Not for the first time, the Obama administration is offering doublespeak when it comes to energy and the environment. On Sunday the White House announced its intention to designate more than 12 million acres in the Arctic National Wildlife Refuge as Wilderness, which would put the area permanently off limits to oil and gas drilling. “Obama’s Arctic Power Grab,” is how Politico described the move, framing it as a sign of “Obama’s shift to the left on environmental issues.” Oil executives and Alaskan politicians responded with apocryphal statements. Republican Senator Lisa Murkowski, who chairs the Energy and Natural Resources Committee, went so far as to claim that Obama had “effectively declared war on Alaska.”
Two days later the administration unveiled a five-year plan that would open up a vast new stretch of ocean off the coast of Virginia, the Carolinas and Georgia to oil and gas drilling, and sell new leases for drilling in the Arctic. More than 3 billion barrels of oil await the drilling rigs on the outer continental shelf of the Atlantic, according to estimates from the early 1980s. The New York Times reports that the reserves could be even greater. “This is a balanced proposal that would make available nearly 80 percent of the undiscovered technically recoverable resources, while protecting areas that are simply too special to develop,” Interior Secretary Sally Jewell said in a statement.

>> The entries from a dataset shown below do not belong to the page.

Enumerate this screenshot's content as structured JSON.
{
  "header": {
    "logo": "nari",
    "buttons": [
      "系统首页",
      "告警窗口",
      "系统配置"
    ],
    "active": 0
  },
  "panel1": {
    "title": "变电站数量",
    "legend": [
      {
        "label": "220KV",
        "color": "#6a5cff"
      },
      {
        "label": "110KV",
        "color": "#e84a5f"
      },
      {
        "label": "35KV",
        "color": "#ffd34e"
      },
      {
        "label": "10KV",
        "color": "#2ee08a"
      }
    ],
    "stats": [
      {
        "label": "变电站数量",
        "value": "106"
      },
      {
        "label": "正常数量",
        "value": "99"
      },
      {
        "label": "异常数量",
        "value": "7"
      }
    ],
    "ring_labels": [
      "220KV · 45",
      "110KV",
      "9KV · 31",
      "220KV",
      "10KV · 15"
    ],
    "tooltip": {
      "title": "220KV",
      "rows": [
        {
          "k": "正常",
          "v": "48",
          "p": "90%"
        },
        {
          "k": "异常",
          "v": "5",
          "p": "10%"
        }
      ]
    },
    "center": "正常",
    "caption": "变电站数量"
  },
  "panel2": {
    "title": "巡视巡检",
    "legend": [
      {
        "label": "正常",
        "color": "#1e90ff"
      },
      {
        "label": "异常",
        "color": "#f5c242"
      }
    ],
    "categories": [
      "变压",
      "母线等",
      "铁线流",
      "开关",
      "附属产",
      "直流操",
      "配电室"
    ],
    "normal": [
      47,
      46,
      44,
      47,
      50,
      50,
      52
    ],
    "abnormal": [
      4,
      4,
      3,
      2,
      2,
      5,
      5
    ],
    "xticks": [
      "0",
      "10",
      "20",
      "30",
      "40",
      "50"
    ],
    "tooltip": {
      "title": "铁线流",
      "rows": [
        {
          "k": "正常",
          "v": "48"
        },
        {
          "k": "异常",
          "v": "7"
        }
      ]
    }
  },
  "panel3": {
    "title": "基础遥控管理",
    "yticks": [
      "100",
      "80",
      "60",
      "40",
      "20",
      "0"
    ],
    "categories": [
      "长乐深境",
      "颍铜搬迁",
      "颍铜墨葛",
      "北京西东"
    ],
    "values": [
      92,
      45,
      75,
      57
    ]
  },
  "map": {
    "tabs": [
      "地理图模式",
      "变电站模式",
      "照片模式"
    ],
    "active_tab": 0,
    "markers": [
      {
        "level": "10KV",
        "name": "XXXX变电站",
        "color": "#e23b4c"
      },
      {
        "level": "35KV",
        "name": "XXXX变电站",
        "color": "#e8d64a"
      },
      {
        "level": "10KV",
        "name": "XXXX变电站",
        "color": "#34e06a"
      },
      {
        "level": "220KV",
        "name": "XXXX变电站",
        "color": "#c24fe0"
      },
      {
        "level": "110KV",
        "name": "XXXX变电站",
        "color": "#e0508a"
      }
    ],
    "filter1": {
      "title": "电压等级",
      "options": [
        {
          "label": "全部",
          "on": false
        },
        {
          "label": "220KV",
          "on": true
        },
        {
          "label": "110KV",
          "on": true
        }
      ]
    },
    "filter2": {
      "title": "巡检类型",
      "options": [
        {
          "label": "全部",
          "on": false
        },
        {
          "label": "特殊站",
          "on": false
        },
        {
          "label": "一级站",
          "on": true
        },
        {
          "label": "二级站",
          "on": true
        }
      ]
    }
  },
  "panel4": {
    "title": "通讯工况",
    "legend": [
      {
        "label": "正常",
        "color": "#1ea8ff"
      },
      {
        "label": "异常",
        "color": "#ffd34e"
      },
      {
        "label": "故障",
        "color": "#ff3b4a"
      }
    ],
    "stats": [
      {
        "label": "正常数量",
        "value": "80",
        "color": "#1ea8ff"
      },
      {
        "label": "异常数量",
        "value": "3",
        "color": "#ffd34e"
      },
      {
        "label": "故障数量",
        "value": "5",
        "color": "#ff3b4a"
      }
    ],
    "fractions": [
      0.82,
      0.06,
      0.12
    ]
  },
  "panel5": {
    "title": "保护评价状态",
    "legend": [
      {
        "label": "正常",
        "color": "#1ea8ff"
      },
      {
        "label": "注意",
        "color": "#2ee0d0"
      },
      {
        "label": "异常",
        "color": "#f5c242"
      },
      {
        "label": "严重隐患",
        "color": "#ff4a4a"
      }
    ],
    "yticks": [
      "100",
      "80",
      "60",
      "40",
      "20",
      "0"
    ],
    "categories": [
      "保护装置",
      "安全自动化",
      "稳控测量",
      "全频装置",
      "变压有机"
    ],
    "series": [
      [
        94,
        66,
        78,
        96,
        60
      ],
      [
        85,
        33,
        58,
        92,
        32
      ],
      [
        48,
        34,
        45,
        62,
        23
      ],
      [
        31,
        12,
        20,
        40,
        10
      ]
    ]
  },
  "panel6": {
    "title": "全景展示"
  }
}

Let’s hear that again: the Obama administration proposes to open up nearly 80 percent of the nation’s untapped offshore oil and gas reserves by 2022. The sick irony of that figure is that 80 percent also happens to be the proportion of proven fossil-fuel reserves that must stay in the ground in order to avoid the extremely unpleasant effects of more than 2 degrees Celsius of global warming.
The drilling plan exemplifies Obama’s incoherent policy-making in regards to the climate crisis. Less than week ago in the State of the Union address, he reaffirmed that “no challenge—no challenge—poses a greater threat to future generations than climate change.” His administration has made some real steps to confront that challenge—dedicating $80 billion for renewable energy in the 2009 stimulus package, raising fuel efficiency standards and directing the Environmental Protection Agency to put limits on greenhouse gas emissions from power plants, to name a few.
But when it comes to energy, Obama’s “all of the above” strategy is in direct conflict with his climate agenda. It’s fairly obvious now that a proportional response to the climate crisis requires the United States and other countries to walk away from most of their fossil-fuel reserves—and, as a corollary, requires America to figure out an economic alternative to the petrostate. As Mark Hertsgaard reported for Harper’s last summer, even Obama’s own aides struggle to explain how the president’s enthusiasm for the North American oil boom aligns with the target of keeping warming below 2 degrees Celsius. Obama is on track to be someone “who couldn’t break through contemporary politics to the place we need to go,” White House adviser John Podesta told Hertsgaard. So little of the carbon budget remains to burn that Jewell’s talk of “a balanced proposal” to free up vast new stores of fossil fuel is both ridiculous and tragic.